● **Assignment**
Look through the material that follows and show every line with the string "JSON".

● **Provided records**
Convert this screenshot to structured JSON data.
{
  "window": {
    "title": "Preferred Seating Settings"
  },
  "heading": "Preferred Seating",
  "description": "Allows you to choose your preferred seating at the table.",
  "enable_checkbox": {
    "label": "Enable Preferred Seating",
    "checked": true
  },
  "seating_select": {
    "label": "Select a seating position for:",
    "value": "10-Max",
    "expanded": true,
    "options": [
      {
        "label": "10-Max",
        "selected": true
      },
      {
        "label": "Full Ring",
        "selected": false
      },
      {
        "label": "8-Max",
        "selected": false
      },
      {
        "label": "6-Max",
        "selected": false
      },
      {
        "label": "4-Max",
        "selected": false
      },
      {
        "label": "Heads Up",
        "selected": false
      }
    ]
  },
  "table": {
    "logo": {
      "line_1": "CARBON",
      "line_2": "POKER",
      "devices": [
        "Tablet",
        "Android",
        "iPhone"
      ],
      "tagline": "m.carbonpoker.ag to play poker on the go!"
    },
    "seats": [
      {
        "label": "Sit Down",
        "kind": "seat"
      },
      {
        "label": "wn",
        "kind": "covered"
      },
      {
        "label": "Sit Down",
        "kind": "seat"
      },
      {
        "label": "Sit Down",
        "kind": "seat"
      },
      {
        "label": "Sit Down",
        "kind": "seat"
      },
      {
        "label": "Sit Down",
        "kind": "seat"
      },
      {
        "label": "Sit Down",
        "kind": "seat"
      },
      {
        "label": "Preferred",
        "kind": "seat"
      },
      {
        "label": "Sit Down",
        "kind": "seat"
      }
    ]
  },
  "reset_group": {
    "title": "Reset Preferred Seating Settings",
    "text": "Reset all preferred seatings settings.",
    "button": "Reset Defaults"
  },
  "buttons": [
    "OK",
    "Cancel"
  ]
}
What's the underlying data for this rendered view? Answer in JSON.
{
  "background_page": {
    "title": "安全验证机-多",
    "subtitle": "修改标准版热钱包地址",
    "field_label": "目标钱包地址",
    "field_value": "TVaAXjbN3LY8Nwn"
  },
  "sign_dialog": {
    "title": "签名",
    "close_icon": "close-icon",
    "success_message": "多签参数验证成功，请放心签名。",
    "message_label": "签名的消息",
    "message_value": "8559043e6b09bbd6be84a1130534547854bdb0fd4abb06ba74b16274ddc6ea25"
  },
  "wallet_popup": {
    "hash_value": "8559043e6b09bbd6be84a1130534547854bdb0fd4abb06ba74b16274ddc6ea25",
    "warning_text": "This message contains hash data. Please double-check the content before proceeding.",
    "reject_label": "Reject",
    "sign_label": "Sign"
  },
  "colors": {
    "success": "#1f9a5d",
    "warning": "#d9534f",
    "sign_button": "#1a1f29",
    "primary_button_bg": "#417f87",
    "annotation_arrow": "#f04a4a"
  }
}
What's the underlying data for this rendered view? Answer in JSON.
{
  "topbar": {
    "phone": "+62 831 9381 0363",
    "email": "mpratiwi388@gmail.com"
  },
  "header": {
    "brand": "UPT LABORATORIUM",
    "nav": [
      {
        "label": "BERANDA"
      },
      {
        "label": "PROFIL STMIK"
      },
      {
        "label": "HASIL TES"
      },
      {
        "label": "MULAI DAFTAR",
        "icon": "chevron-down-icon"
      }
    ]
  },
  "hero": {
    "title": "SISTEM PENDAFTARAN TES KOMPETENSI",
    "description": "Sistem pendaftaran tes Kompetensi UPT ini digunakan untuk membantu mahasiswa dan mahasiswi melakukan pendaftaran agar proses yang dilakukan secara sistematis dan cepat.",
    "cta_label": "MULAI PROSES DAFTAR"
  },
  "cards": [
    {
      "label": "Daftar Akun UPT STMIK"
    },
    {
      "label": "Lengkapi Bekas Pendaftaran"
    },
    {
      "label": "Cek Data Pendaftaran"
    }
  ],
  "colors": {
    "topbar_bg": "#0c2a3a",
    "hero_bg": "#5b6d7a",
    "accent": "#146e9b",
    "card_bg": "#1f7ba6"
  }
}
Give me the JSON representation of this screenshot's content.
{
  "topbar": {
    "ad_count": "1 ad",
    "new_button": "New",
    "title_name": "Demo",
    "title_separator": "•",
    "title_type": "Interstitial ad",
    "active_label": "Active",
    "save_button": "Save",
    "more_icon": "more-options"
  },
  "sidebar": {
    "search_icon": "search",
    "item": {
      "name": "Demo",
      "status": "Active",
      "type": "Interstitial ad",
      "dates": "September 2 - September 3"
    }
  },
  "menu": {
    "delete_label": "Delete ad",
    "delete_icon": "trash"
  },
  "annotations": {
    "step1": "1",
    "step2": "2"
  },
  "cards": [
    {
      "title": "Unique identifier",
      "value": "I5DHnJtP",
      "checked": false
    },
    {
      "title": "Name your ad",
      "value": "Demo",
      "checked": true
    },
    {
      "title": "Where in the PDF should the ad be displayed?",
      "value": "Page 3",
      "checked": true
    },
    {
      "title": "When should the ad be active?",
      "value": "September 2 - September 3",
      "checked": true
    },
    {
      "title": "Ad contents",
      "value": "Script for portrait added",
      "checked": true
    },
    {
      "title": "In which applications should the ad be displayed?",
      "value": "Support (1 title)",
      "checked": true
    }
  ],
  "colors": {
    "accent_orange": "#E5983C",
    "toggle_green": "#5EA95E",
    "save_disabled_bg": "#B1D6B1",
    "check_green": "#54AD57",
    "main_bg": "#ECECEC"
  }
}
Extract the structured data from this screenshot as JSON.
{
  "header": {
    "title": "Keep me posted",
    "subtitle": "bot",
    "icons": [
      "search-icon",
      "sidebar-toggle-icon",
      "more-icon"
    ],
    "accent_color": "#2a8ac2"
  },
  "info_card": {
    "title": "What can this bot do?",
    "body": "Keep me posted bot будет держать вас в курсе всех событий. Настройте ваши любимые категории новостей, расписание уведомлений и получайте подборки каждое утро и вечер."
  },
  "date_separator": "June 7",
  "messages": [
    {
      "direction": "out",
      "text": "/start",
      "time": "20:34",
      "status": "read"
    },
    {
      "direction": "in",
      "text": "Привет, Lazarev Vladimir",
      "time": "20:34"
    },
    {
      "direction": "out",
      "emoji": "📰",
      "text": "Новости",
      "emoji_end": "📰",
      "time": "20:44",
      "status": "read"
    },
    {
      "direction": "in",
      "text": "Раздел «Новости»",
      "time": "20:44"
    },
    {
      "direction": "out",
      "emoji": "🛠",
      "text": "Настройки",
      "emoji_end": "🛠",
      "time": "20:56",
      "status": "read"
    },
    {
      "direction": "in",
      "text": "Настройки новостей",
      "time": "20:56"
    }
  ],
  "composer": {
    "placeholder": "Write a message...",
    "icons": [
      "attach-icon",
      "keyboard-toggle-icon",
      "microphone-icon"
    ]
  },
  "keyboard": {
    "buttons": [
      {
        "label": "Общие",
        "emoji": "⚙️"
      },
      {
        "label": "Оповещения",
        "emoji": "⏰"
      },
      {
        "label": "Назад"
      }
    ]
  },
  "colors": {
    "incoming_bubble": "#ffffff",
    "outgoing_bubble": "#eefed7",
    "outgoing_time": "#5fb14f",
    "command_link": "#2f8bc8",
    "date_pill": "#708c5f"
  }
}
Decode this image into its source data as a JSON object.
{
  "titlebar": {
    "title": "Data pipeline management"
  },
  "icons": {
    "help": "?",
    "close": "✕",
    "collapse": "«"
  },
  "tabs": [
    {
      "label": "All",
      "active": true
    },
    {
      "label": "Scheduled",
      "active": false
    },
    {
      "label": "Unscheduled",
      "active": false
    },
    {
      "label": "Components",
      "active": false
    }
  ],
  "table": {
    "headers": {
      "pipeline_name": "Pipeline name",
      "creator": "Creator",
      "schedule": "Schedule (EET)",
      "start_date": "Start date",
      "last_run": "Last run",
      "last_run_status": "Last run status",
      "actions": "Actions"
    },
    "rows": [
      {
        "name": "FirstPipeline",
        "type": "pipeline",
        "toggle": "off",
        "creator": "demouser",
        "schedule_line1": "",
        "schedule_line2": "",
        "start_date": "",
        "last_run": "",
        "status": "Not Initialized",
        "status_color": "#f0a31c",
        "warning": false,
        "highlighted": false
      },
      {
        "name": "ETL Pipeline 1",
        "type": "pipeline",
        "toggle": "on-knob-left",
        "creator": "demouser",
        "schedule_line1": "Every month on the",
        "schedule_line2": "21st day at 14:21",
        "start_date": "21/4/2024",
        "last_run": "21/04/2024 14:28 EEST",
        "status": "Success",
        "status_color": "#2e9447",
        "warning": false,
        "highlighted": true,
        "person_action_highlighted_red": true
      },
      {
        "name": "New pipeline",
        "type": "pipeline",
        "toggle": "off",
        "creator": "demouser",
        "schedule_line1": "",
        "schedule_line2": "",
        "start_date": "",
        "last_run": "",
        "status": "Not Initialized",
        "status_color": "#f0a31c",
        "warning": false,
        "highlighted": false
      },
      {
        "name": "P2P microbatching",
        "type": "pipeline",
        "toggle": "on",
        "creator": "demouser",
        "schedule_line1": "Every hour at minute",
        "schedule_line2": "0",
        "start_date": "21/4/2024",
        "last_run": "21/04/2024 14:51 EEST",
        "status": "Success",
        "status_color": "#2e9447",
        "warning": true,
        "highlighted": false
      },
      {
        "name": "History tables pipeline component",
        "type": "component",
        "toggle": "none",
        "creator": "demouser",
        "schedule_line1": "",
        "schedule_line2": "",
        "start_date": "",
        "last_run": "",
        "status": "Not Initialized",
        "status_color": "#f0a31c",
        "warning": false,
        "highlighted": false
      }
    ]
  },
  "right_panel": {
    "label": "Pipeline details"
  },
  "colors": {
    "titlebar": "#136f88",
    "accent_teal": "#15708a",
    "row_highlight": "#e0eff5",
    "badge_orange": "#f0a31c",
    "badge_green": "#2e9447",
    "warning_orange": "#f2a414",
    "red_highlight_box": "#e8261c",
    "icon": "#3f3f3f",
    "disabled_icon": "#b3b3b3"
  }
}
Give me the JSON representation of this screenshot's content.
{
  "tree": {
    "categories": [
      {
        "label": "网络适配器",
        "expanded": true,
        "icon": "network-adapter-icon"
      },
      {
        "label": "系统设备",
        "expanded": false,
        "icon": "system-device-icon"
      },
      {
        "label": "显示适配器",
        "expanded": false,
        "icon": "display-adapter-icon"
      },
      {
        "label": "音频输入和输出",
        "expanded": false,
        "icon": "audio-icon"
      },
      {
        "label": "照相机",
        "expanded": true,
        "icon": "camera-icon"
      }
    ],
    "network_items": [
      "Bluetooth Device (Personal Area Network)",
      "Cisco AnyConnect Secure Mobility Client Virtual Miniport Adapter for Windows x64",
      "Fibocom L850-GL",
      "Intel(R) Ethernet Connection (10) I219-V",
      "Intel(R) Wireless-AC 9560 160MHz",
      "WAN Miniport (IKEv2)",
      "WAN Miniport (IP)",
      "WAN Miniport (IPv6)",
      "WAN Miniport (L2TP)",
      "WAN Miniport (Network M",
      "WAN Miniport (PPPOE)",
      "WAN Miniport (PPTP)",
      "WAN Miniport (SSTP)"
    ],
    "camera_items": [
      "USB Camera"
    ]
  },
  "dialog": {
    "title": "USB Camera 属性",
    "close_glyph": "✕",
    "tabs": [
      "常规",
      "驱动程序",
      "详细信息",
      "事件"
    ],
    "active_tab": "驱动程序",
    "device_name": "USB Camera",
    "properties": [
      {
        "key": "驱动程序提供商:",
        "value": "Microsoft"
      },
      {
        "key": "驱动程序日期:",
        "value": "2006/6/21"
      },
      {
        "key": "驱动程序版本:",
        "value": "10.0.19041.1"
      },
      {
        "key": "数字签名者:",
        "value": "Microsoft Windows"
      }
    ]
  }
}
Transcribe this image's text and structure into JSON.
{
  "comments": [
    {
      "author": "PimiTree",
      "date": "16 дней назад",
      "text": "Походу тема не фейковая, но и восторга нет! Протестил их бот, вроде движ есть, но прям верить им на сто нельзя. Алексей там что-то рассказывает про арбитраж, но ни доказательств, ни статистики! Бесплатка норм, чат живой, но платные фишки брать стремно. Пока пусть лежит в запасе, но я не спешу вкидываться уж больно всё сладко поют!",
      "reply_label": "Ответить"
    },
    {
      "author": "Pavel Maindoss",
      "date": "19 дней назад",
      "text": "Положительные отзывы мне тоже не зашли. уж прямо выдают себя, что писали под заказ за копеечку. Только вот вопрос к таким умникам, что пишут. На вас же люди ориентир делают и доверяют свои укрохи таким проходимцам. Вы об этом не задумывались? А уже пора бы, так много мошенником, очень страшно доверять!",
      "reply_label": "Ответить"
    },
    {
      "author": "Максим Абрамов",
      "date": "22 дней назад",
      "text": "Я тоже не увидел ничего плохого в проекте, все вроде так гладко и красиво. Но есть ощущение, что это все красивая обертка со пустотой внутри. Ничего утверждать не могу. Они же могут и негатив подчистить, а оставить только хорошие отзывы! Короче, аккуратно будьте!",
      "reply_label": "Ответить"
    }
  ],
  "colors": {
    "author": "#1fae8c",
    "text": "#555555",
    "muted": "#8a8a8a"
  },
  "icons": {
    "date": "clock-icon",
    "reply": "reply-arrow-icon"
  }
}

● **Your response**
Convert this screenshot to structured JSON data.
What's the underlying data for this rendered view? Answer in JSON.
What's the underlying data for this rendered view? Answer in JSON.
Give me the JSON representation of this screenshot's content.
Extract the structured data from this screenshot as JSON.
Decode this image into its source data as a JSON object.
Give me the JSON representation of this screenshot's content.
Transcribe this image's text and structure into JSON.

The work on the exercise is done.